The LGBT film series on gender identity
By Julie Pergolini
“I have been living stealth for more than three years now, and there are no outward signs of my past. I have taken everything on the Internet that disclosed my trans status down and have changed nearly all of my documentation in an attempt to obliterate the trail.”
And why does this IC alum, whom I will call Tyler, have to do so? He goes on to tell me, “Most states and the federal government have no laws against discriminating because of gender identity. Even in places like California, where it is a protected category, it would basically be impossible for me to ever prove that I had not been hired because of my past, so the employers are free to do whatever they want.”
Transgender equality is one of the most heated topics of debate amongst LGBT groups right now, as the first federal gay rights legislation makes its way through Congress. Contrary to popular belief, it is perfectly legal to fire someone for being gay under federal law.
The proposed Employment Non-Discrimination Act currently working its way through Congress would prohibit discrimination against employees on the basis of sexual orientation. The original bill, which was introduced in April, included gender identity — and thus transgender individuals — within its protections. The second version, introduced by openly homosexual Rep. Barney Frank on Sept. 27 and passed by the Education and Labor Committee on Oct. 18, does not include gender identity within its scope. Bill authors say that they will eventually attempt to introduce an amendment to the bill that would return gender identity protections to the document, but there is nothing set in stone as of yet.
On the day this second version of the ENDA was released to the public, I happened to be interviewing Lis Maurer, Director of LGBT Services. She was excited to fill me in on what was going on that day.
“More than 90 LGBT organizations around the country have said, ‘No, we would rather you not pass this bill, than pass it and have it not be inclusive of our trans brothers and sisters.’ It is groundbreaking. It is happening right this second.”
Historically, bisexual and transgender people have often been alienated within LGBT communities. As Lis explained, “What I can say is that, literally today, what is going on in the nation is something very different from that. This is completely different than anything that has ever happened before. I have never seen so many organizations come together and say no, we don’t want equality unless it is equality for everyone.”
With transgender awareness making its way more into the mainstream, students on Ithaca’s campus have been urging Lis for a few years to make the transgender experience the theme of the LGBT office’s year- long film series.
This was the first year where Lis felt there were enough well-made, relevant documentaries to choose from. It was also almost exactly a year ago that IC added gender identity to its non-discrimination policy, making these films an important reminder of the rich diversity of experiences people have on this campus.
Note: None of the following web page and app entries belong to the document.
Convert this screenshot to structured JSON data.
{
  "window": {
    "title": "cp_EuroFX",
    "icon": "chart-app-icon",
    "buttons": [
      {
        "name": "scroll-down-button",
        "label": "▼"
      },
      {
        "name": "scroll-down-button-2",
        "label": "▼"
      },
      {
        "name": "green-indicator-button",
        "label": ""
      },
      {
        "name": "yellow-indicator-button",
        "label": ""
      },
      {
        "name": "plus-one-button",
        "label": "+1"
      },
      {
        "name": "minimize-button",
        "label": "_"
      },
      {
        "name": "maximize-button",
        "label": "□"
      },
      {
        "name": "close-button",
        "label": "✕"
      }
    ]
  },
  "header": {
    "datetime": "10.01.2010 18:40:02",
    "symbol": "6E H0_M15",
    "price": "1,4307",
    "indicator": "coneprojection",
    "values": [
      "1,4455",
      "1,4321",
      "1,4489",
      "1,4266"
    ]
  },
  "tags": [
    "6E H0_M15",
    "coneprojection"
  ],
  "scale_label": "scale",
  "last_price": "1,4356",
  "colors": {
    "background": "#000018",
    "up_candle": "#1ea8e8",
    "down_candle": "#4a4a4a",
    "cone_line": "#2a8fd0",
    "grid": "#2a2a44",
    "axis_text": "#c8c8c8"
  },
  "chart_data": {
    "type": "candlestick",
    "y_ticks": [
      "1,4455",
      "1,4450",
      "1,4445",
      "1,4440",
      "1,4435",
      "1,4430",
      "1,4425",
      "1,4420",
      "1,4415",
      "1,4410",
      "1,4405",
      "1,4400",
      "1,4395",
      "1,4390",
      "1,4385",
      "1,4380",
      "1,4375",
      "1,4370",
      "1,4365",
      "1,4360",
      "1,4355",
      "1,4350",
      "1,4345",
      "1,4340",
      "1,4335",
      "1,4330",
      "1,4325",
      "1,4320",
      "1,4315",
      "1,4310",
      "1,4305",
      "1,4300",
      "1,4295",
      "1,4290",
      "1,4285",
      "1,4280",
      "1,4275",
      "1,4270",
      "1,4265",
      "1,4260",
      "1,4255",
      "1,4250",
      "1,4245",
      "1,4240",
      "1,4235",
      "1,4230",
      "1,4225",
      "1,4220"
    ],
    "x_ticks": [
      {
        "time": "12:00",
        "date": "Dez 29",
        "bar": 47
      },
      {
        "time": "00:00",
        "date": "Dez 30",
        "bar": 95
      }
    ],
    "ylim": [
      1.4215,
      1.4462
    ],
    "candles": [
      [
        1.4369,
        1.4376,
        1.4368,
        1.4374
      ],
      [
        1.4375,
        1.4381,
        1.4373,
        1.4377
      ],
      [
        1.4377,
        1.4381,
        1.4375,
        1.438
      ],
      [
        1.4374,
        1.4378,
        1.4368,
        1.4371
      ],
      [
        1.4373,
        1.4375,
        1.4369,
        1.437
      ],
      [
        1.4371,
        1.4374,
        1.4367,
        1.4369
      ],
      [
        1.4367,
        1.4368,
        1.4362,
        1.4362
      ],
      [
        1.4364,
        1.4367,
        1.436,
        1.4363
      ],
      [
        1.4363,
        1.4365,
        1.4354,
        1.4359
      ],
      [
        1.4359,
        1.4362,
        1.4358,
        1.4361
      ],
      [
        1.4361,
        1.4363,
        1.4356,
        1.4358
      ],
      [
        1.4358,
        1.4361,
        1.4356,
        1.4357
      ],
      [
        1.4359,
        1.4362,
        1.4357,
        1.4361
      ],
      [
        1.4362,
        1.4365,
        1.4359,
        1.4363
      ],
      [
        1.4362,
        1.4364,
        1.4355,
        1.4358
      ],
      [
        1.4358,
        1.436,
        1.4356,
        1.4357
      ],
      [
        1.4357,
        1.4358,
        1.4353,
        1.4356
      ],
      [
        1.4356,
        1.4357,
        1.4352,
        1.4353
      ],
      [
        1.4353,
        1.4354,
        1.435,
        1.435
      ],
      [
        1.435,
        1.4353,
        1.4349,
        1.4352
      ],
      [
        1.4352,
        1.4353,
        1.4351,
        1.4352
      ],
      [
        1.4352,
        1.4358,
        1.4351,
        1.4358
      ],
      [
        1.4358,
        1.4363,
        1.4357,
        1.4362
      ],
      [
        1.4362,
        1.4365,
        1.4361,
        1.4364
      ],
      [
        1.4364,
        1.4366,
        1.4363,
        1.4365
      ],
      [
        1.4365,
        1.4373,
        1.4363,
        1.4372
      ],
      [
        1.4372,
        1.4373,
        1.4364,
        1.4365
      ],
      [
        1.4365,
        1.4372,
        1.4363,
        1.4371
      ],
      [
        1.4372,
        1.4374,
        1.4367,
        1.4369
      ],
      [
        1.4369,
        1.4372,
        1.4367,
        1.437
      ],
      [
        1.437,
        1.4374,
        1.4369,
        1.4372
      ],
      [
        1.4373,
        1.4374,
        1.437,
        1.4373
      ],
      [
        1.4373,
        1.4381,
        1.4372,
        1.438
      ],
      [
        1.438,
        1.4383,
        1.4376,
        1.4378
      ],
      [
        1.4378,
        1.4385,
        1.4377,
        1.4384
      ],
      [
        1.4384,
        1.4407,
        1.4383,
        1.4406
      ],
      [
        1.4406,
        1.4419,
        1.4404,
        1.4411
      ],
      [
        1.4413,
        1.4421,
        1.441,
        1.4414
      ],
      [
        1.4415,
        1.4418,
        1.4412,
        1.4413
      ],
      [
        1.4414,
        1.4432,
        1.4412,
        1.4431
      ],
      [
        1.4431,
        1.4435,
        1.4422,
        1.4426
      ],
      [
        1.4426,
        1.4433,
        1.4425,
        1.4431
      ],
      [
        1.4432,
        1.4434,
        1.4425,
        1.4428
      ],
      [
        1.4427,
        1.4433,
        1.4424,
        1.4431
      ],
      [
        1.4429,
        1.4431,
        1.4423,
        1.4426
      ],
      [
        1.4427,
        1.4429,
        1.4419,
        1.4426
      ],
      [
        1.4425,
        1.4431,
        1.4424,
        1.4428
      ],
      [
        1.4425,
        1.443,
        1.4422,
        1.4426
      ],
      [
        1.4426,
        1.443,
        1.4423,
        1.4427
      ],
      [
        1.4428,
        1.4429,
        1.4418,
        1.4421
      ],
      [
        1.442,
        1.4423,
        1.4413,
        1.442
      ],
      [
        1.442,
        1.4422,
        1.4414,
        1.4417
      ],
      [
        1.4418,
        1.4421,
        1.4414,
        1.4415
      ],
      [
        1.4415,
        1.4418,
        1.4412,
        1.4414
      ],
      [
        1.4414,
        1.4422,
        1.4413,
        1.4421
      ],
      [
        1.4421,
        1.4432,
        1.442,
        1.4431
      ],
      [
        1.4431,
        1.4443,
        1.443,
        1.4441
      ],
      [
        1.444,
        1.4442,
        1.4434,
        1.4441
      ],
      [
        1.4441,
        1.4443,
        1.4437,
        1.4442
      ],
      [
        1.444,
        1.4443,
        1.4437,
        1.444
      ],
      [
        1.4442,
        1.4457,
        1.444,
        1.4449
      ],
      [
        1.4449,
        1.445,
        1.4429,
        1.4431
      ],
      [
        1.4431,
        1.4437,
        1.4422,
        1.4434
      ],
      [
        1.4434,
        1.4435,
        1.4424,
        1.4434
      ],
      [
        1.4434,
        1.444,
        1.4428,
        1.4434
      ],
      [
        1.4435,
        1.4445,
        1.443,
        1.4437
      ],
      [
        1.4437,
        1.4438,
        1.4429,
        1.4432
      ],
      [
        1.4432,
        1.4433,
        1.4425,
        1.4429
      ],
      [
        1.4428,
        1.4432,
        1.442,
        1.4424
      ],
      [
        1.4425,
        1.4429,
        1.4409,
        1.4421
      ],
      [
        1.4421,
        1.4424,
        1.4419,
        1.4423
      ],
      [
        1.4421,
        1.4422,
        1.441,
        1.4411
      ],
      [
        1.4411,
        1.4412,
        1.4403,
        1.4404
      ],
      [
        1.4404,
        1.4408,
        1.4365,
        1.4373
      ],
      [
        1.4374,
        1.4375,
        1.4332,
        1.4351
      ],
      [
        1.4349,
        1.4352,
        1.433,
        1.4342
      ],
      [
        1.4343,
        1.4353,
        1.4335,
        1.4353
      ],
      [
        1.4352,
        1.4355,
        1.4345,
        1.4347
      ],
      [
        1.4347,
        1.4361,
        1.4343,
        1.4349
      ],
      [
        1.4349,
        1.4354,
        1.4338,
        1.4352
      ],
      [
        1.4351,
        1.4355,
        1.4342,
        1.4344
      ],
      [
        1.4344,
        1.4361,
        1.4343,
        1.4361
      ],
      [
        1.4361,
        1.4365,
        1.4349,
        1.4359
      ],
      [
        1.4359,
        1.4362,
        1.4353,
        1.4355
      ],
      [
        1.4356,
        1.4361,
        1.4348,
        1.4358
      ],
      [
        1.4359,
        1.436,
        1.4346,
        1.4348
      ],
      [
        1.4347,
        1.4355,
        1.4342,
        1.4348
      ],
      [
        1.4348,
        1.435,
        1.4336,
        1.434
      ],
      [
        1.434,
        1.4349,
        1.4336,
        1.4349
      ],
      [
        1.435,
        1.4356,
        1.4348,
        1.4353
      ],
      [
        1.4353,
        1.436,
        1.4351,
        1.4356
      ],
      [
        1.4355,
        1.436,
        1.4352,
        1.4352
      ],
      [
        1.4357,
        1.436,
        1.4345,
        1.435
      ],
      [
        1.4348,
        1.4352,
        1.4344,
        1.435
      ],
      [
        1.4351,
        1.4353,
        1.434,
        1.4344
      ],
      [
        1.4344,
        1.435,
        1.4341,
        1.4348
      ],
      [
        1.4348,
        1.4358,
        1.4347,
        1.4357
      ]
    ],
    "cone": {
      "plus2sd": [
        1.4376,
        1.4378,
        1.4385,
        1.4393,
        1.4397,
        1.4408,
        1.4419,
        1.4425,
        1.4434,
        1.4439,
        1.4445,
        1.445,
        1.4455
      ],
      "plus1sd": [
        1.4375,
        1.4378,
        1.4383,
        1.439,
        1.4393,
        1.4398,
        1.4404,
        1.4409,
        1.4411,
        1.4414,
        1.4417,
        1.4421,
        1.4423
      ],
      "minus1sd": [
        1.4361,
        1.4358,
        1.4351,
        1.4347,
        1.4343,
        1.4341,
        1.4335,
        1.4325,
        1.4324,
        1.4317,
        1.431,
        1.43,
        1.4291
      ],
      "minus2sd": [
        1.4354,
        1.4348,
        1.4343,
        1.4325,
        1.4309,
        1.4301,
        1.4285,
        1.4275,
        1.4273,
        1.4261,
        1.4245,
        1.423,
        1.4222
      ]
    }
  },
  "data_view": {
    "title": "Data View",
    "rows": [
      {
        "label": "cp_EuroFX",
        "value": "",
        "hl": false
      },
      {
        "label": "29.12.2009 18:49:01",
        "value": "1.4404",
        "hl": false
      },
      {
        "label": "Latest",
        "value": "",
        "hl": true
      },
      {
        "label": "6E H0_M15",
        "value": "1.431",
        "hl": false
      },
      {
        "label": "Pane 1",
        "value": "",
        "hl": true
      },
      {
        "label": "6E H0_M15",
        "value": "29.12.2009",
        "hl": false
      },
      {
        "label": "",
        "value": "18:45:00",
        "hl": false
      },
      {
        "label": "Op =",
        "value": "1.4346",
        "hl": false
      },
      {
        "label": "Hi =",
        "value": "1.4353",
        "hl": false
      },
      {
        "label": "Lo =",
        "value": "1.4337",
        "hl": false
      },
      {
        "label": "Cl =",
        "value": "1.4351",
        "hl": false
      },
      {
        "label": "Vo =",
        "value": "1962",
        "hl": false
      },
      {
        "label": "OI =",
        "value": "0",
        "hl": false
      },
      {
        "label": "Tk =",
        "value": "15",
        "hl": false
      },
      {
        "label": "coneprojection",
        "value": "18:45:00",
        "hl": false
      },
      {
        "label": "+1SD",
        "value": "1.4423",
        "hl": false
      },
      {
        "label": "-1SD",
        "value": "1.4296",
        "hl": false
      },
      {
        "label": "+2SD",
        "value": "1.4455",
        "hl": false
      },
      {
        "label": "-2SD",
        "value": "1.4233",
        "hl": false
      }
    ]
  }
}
Today, in the 21st century, there may be transgender people in our lives who we don’t even know about. Take Tyler, for example. He was fully transitioned when he left Ithaca, except for chest surgery, which he had two years after graduation. “Right from the minute I arrived (in California for Law School) it was ‘sir’ and ‘he.’ I actually had not intended to live stealth, but when nobody was challenging me or questioning my identity, I saw no need to disclose my past. I am living as a man, I want to be treated as a man, and I am easily recognized as a man, so there was no incentive to disclose.”
That being said, in 37 states it is still perfectly legal to refuse someone a seat in a restaurant, acceptance to a college, or the rights to a student loan, simply because they may believe or have reason to believe that you are gay or transgender. Being visible is about being safe as well. Once more people feel safer about opening up about their identity, the more visible they will allow themselves to be. In this nation there is still at least one transgender person murdered every month.
Lis hopes the film series will help non-transgender individuals to sympathize with and better understand the transgender experience.
“Everyone has a sense of gender identity. Its assumed nature just makes it less of a topic of discussion. It’s not like people sit around and talk about their conventional gender identity,” she laughs. ‘So I encourage everyone to assume that people are multi-dimensional.’
The VisibiliT Film Series is free and open to the public. Screenings are held the first Monday of every month in Textor Hall.
Julia Pergolini is a junior English major whom I will call “Julia.” Email her at jpergol1[at]ithaca.edu.